- INSTRUCTIONS TO FOLLOW
Work out how many lines of the listing below contain the word "title". Respond with that number only.

------------

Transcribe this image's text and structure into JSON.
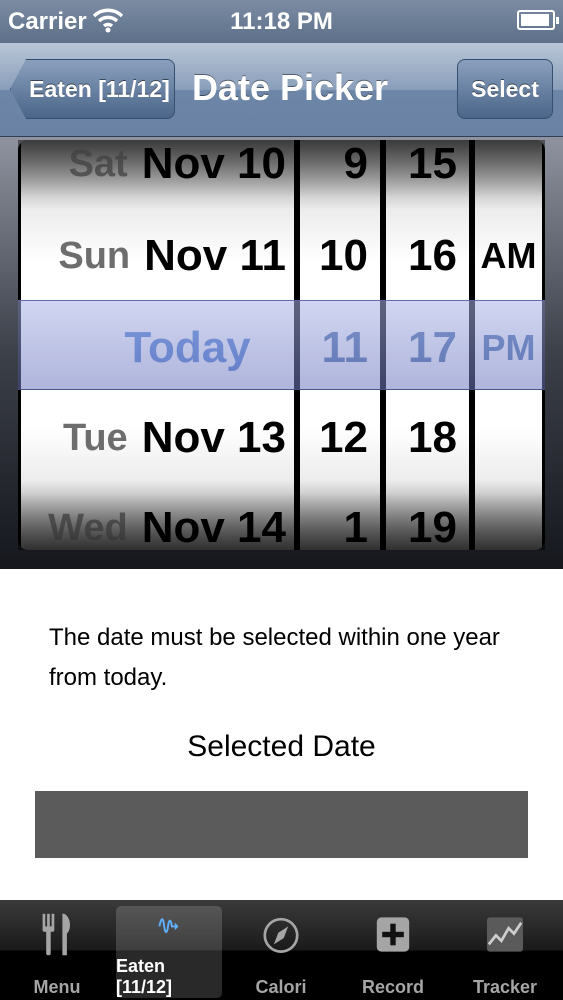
{
  "status": {
    "carrier": "Carrier",
    "time": "11:18 PM"
  },
  "nav": {
    "back_label": "Eaten [11/12]",
    "title": "Date Picker",
    "select_label": "Select"
  },
  "picker": {
    "date_rows": [
      {
        "dow": "Sat",
        "md": "Nov 10"
      },
      {
        "dow": "Sun",
        "md": "Nov 11"
      },
      {
        "today": "Today"
      },
      {
        "dow": "Tue",
        "md": "Nov 13"
      },
      {
        "dow": "Wed",
        "md": "Nov 14"
      }
    ],
    "hours": [
      "9",
      "10",
      "11",
      "12",
      "1"
    ],
    "minutes": [
      "15",
      "16",
      "17",
      "18",
      "19"
    ],
    "ampm": [
      "AM",
      "PM"
    ]
  },
  "content": {
    "info_line1": "The date must be selected within one year",
    "info_line2": "from today.",
    "selected_label": "Selected Date",
    "selected_value": ""
  },
  "tabs": [
    {
      "label": "Menu",
      "icon": "fork-knife-icon"
    },
    {
      "label": "Eaten [11/12]",
      "icon": "wave-arrow-icon",
      "active": true
    },
    {
      "label": "Calori",
      "icon": "compass-icon"
    },
    {
      "label": "Record",
      "icon": "plus-box-icon"
    },
    {
      "label": "Tracker",
      "icon": "graph-icon"
    }
  ],
  "colors": {
    "nav_top": "#b8c5d6",
    "nav_bottom": "#6a83a5",
    "selection_blue": "#4d7fd0",
    "selected_value_bg": "#5b5b5b"
  }
}
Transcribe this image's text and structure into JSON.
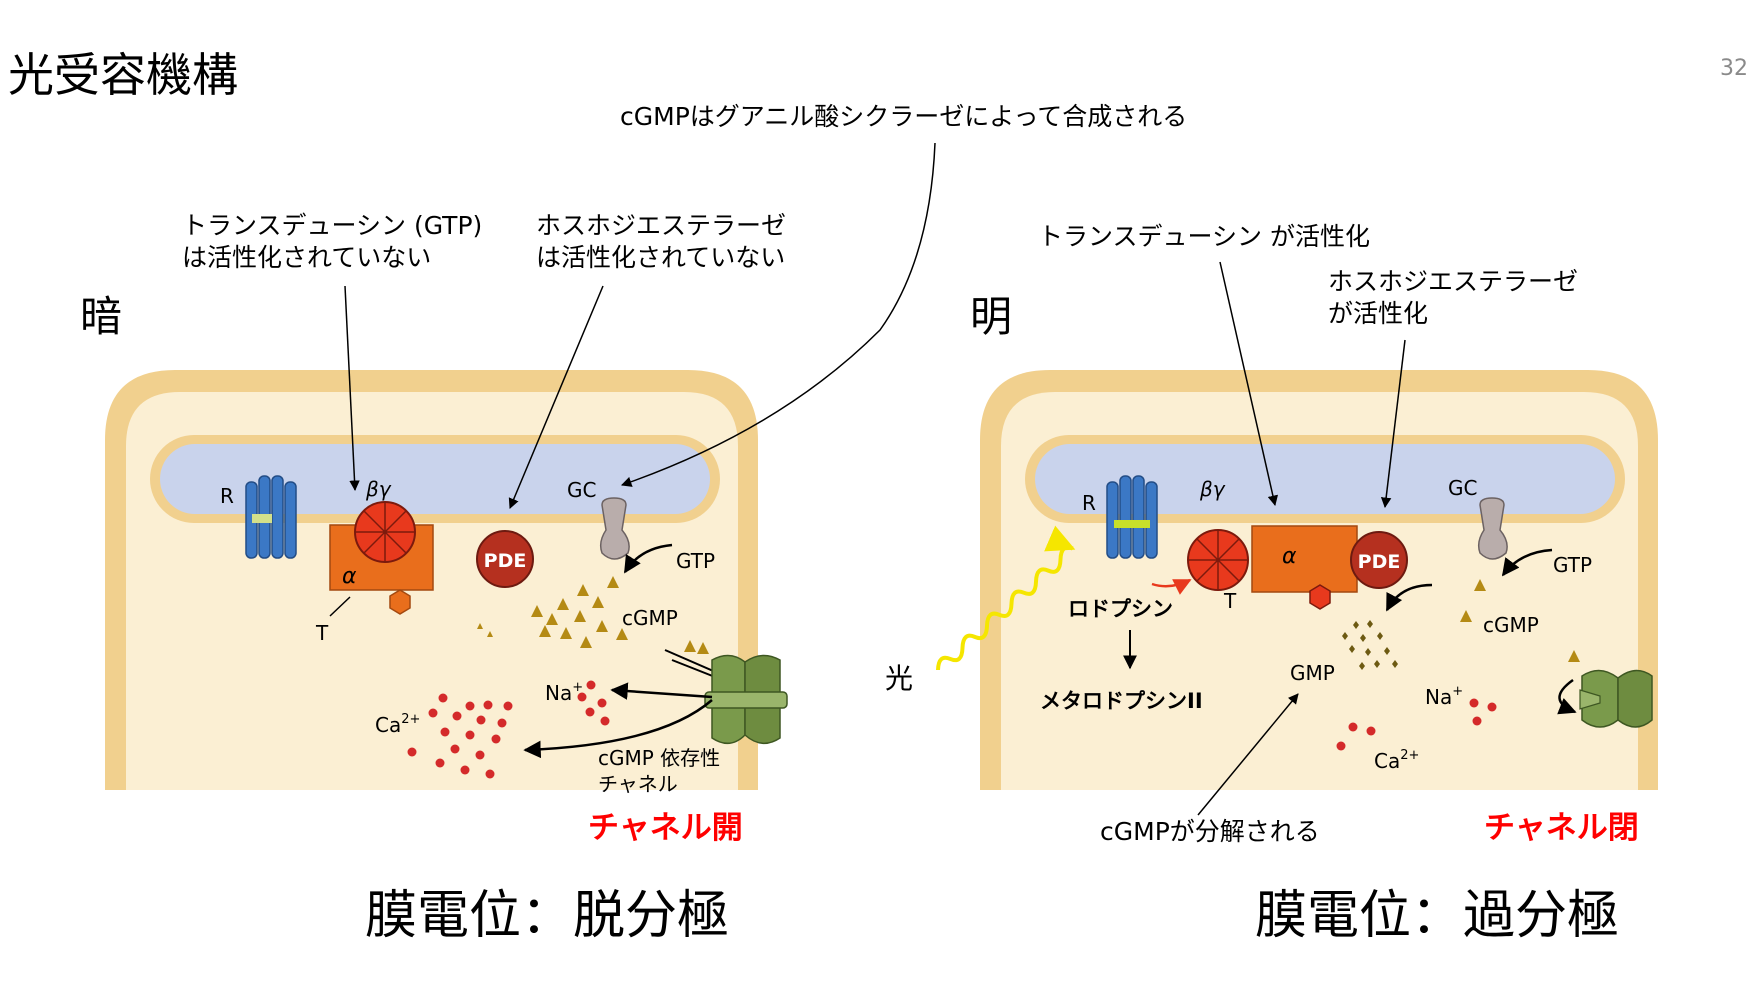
{
  "slide": {
    "title": "光受容機構",
    "number": "32"
  },
  "annotations": {
    "gc_synth": "cGMPはグアニル酸シクラーゼによって合成される",
    "dark_transducin_line1": "トランスデューシン (GTP)",
    "dark_transducin_line2": "は活性化されていない",
    "dark_pde_line1": "ホスホジエステラーゼ",
    "dark_pde_line2": "は活性化されていない",
    "light_transducin": "トランスデューシン が活性化",
    "light_pde_line1": "ホスホジエステラーゼ",
    "light_pde_line2": "が活性化",
    "cgmp_breakdown": "cGMPが分解される"
  },
  "dark_panel": {
    "state": "暗",
    "result": "チャネル開",
    "potential": "膜電位：脱分極",
    "labels": {
      "r": "R",
      "bg": "βγ",
      "alpha": "α",
      "t": "T",
      "pde": "PDE",
      "gc": "GC",
      "gtp": "GTP",
      "cgmp": "cGMP",
      "na": "Na",
      "ca": "Ca",
      "channel_line1": "cGMP 依存性",
      "channel_line2": "チャネル"
    }
  },
  "light_panel": {
    "state": "明",
    "result": "チャネル閉",
    "potential": "膜電位：過分極",
    "labels": {
      "r": "R",
      "bg": "βγ",
      "alpha": "α",
      "t": "T",
      "pde": "PDE",
      "gc": "GC",
      "gtp": "GTP",
      "cgmp": "cGMP",
      "gmp": "GMP",
      "na": "Na",
      "ca": "Ca",
      "light": "光",
      "rhodopsin": "ロドプシン",
      "metarhodopsin": "メタロドプシンII"
    }
  },
  "colors": {
    "cell_fill": "#fbefd3",
    "cell_border": "#f1d08e",
    "disc_fill": "#c9d3ec",
    "rhodopsin": "#3b78c5",
    "transducin_bg": "#e8391d",
    "transducin_alpha": "#e96e1c",
    "pde": "#b5301f",
    "gc": "#b9adab",
    "cgmp": "#b48a14",
    "ion": "#d42a2a",
    "channel": "#7a9a4b",
    "light": "#f5e600",
    "result_text": "#ff0000"
  }
}
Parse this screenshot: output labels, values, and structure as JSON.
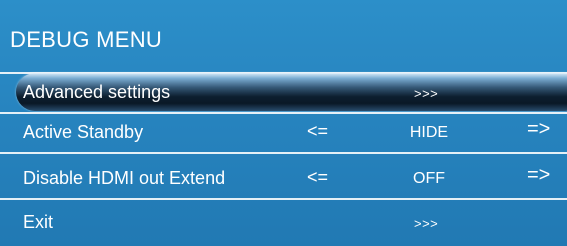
{
  "menu": {
    "title": "DEBUG MENU",
    "items": [
      {
        "label": "Advanced settings",
        "value": ">>>",
        "selected": true
      },
      {
        "label": "Active Standby",
        "left_arrow": "<=",
        "value": "HIDE",
        "right_arrow": "=>"
      },
      {
        "label": "Disable HDMI out Extend",
        "left_arrow": "<=",
        "value": "OFF",
        "right_arrow": "=>"
      },
      {
        "label": "Exit",
        "value": ">>>"
      }
    ]
  },
  "colors": {
    "panel_background": "#2784bf",
    "selection_highlight": "#0d1f30",
    "text": "#ffffff"
  }
}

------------

- ANSWER SECTION
3